Data under study:
<<<<

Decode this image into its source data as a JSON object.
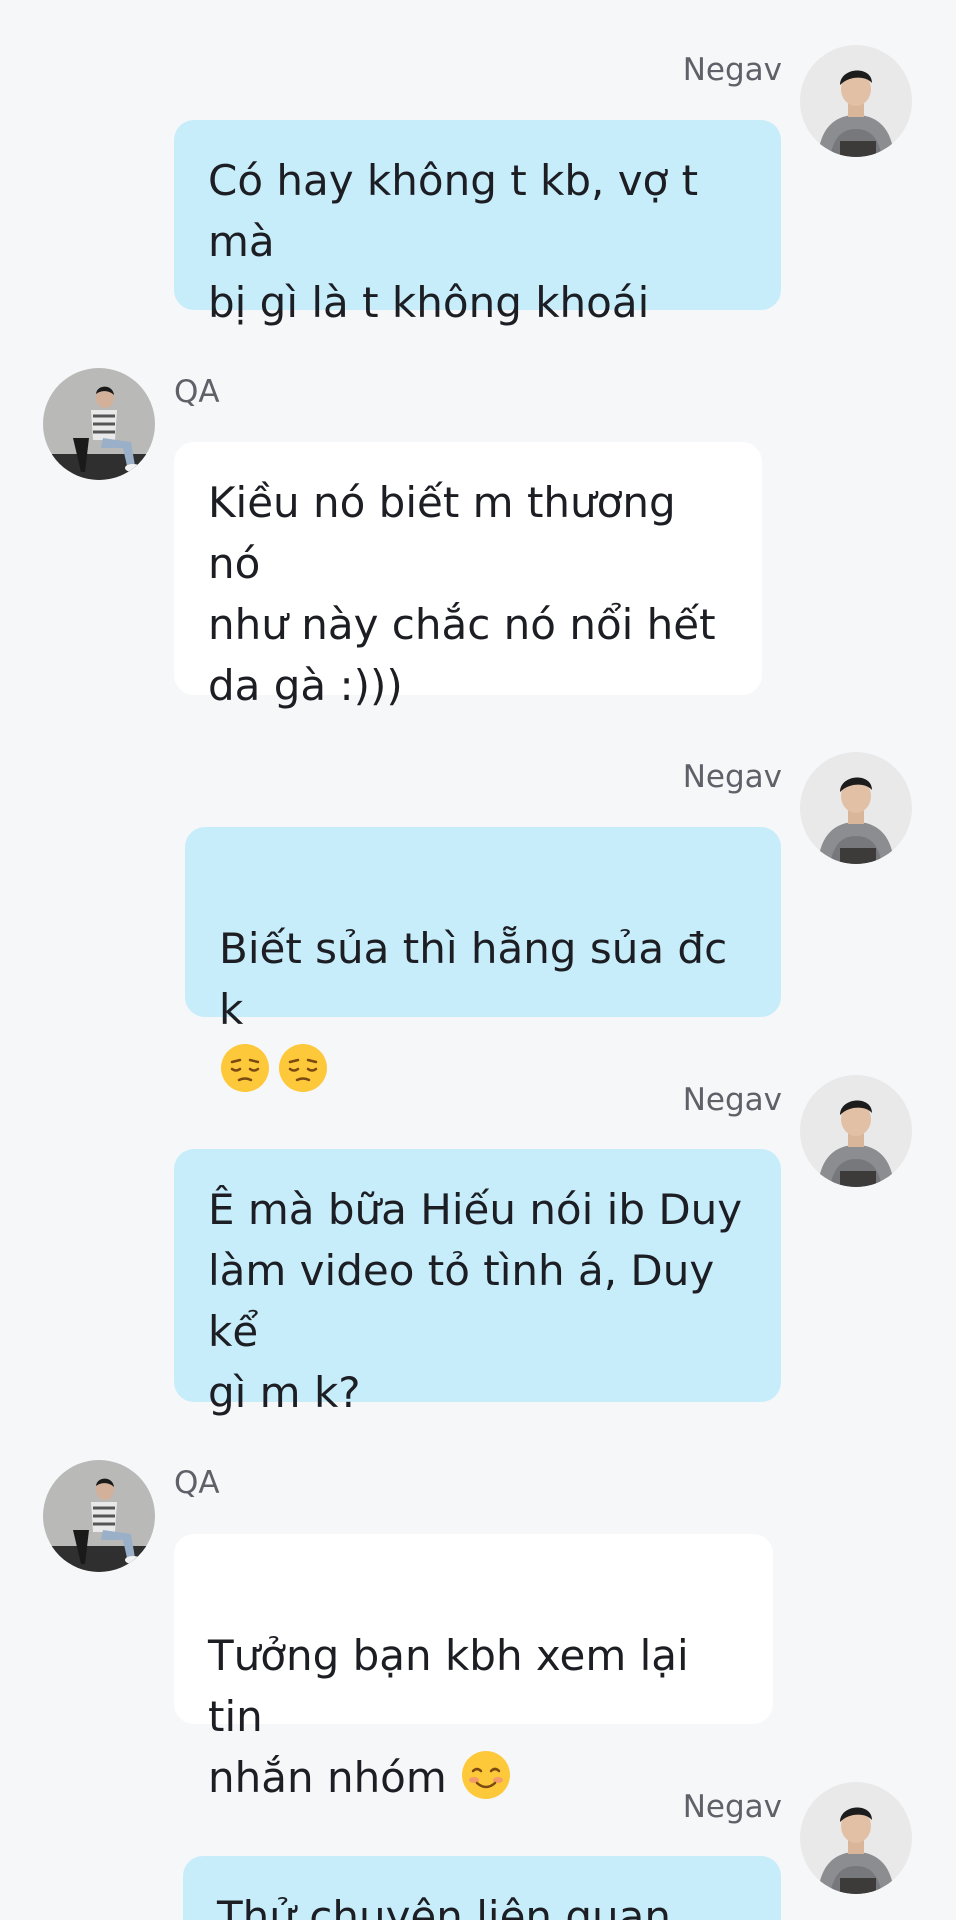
{
  "messages": [
    {
      "direction": "out",
      "sender": "Negav",
      "avatar": "negav-avatar",
      "text": "Có hay không t kb, vợ t mà\nbị gì là t không khoái"
    },
    {
      "direction": "in",
      "sender": "QA",
      "avatar": "qa-avatar",
      "text": "Kiều nó biết m thương nó\nnhư này chắc nó nổi hết\nda gà :)))"
    },
    {
      "direction": "out",
      "sender": "Negav",
      "avatar": "negav-avatar",
      "text": "Biết sủa thì hẵng sủa đc k",
      "emojis": [
        "pensive-face-emoji",
        "pensive-face-emoji"
      ]
    },
    {
      "direction": "out",
      "sender": "Negav",
      "avatar": "negav-avatar",
      "text": "Ê mà bữa Hiếu nói ib Duy\nlàm video tỏ tình á, Duy kể\ngì m k?"
    },
    {
      "direction": "in",
      "sender": "QA",
      "avatar": "qa-avatar",
      "text": "Tưởng bạn kbh xem lại tin\nnhắn nhóm ",
      "emojis": [
        "smiling-face-emoji"
      ]
    },
    {
      "direction": "out",
      "sender": "Negav",
      "avatar": "negav-avatar",
      "text": "Thử chuyện liên quan đến"
    }
  ],
  "colors": {
    "background": "#f6f7f9",
    "outgoing_bubble": "#c7edfb",
    "incoming_bubble": "#ffffff",
    "sender_name": "#5e6168",
    "message_text": "#1c1e23"
  }
}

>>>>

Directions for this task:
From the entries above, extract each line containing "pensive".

Written reply:
        "pensive-face-emoji",
        "pensive-face-emoji"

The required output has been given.